Top 10 Cabernet Sauvignon – 2017

Click To Enlarge – Top 10 Cabernet Sauvignon of 2017

The panel tasted the Cabernet Sauvignon category on February 22nd and featured 24 wines from 16 producers and 11 single vineyards. The panel demonstrated an acute degree of consensus with average Panel Consensus score of 0.55, which means that on average the judges on the panel tastes within 2.20 points of each other on a 100 point scale.

The following judges participated in this tasting:

  1. Steve Alley
  2. Jesse Brantley
  3. Moxy Castro-League
  4. Daniela Dasuta
  5. Peter Gatti
  6. LaSaan Georgeson
  7. Miguel Lecuona
  8. Ron Weiss
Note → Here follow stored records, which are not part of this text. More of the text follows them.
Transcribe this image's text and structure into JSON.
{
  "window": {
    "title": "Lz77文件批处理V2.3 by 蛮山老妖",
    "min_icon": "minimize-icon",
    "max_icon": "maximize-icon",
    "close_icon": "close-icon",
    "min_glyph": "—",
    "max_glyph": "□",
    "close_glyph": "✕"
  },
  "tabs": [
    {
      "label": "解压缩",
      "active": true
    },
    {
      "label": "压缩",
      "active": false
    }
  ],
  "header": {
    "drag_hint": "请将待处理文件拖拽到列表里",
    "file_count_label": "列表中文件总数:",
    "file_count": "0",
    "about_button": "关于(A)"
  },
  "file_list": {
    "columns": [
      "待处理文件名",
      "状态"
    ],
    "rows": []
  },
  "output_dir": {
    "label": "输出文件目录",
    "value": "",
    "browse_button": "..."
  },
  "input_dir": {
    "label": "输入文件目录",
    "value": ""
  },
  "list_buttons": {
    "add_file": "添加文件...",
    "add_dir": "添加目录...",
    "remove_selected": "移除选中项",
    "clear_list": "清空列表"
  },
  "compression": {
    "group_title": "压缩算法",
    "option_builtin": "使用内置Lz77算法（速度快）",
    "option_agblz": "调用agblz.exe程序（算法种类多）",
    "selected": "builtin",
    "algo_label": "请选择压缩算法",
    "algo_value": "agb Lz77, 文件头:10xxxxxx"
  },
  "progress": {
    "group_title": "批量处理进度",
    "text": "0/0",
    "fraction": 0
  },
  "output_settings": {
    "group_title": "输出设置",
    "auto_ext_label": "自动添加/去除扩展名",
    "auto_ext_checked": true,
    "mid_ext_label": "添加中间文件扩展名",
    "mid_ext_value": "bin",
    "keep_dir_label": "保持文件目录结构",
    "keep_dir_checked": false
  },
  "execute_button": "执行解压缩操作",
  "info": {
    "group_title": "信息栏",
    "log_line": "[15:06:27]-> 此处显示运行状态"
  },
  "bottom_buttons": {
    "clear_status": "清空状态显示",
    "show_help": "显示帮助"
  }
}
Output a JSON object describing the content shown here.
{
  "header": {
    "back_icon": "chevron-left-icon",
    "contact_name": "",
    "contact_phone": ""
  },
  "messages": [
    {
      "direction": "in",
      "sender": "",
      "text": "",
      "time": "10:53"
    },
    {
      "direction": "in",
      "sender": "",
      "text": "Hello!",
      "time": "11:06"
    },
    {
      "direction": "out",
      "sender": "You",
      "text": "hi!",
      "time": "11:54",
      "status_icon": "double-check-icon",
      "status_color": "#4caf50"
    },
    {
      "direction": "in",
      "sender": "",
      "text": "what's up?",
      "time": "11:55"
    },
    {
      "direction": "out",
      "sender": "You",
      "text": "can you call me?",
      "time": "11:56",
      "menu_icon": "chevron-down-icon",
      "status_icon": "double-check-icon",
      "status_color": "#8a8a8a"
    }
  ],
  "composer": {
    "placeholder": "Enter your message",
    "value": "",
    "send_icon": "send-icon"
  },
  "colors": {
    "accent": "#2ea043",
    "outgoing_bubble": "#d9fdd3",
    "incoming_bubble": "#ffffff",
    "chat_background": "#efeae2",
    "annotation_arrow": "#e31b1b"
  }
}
*Learn more about Journal judges, rating methodology and 20-point evaluation form